WG3 Building physics and energy performance of structural skins

The building industry is moving towards zero energy buildings in Europe. Improving the envelope’s physical characteristics, developing surfaces with special properties and applying natural processes in the design of buildings are valuable strategies towards achieving this goal. Tensioned structures are competitive in this process due to their organic shape, minimum weight, high flexibility, translucency and low maintenance.

Topics such as the thermal and acoustic performance of structural skins and their use in controlling the internal comfort of buildings as well as energy harvesting will be assessed and investigated.
Single layered, multi-layered and adaptable membrane and foil structural skins are being used for permanent and semi-permanent building enclosures in diverse climates and for a wide range of functions. Increasingly these require a controlled internal environment, which necessitates enhanced thermal performance of the skin. Data does exist – in manufacturers’ data sheets for materials and in scientific papers on the environmental performance of enclosures – but is often incomplete and/or of limited application.

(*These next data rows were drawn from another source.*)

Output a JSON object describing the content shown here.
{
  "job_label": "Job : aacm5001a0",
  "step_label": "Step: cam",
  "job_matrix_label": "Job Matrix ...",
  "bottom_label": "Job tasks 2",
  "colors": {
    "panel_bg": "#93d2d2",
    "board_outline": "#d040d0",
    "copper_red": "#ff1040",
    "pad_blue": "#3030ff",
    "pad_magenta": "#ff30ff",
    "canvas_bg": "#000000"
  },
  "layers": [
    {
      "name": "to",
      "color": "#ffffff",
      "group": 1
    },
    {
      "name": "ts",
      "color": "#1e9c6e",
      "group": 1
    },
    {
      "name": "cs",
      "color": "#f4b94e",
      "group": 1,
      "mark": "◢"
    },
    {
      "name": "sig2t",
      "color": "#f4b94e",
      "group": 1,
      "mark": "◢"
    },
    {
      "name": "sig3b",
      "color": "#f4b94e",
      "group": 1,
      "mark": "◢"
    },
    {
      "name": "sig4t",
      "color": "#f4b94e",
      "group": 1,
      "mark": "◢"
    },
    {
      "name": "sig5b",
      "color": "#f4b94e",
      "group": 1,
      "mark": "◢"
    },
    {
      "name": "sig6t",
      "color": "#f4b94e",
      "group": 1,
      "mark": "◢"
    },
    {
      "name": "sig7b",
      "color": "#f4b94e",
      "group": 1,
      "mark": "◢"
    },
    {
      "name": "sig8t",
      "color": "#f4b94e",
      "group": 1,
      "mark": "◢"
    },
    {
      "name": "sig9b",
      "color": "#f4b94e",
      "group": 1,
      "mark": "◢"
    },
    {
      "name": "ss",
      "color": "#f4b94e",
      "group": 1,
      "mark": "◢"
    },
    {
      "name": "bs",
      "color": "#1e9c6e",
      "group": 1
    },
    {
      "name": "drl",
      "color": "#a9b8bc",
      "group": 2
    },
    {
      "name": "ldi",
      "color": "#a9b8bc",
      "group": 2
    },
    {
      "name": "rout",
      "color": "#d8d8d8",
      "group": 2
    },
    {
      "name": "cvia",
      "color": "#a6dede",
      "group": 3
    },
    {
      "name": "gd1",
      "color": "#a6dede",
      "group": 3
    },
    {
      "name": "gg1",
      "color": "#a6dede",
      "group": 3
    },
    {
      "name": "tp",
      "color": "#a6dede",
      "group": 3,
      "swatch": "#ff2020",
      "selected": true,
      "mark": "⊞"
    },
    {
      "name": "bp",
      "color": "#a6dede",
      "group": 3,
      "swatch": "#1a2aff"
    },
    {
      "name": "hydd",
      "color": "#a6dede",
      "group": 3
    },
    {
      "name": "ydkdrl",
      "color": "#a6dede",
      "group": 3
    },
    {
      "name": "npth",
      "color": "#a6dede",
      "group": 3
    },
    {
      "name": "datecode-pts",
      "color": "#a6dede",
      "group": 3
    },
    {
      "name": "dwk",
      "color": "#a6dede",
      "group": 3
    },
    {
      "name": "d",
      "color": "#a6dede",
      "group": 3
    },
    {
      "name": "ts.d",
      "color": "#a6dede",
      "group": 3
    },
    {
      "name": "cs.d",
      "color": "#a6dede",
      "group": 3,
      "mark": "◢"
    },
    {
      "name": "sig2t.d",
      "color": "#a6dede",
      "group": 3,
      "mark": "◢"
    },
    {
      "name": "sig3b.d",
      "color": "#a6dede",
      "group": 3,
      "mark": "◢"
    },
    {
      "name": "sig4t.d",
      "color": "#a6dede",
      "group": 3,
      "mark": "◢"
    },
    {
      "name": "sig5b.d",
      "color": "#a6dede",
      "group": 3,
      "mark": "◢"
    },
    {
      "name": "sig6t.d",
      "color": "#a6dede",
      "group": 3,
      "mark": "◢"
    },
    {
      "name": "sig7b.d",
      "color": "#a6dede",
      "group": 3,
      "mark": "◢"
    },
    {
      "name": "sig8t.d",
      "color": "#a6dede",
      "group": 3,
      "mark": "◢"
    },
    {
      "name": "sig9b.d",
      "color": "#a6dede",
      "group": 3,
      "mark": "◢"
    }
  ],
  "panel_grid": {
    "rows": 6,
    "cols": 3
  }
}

Tensile surface enclosures are unlike traditional forms of construction yet the predictive modelling of their thermal behaviour tends to be based on techniques developed for more conventional enclosures. A specific concern is the relative absence of experimental data from monitoring of the internal environment in tensile surface enclosures. Little is in the public domain. Without such data it is difficult to verify the accuracy of any analytical tool developed to predict the environmental performance.

The following aspects influence the overall environmental performance of enclosed spaces: the complex geometry, the relative importance of radiation as heat transfer mechanism, the absence of a steady state condition, the interaction with the external airflow and the possibility that the skin may be adaptable. Typical research topics are:

  • The determination of accurate material properties pertinent to environmental design, e.g. acoustic, thermal insulation, translucency, vapour permeability, transmission of condensed water;
  • Development of effective multi-layer systems using modified and coated materials for a variety of functions and climatic conditions, e.g. including thermal insulation;
  • Designing multi-layer systems with advanced properties for harvesting solar energy (a) solar thermal energy for air and water heating, (b) flexible photovoltaic cells;
  • The determination of the influence of factors relating to the thermal performance of the full enclosure;
  • The detailed monitoring of existing enclosures in order to improve predictive modelling.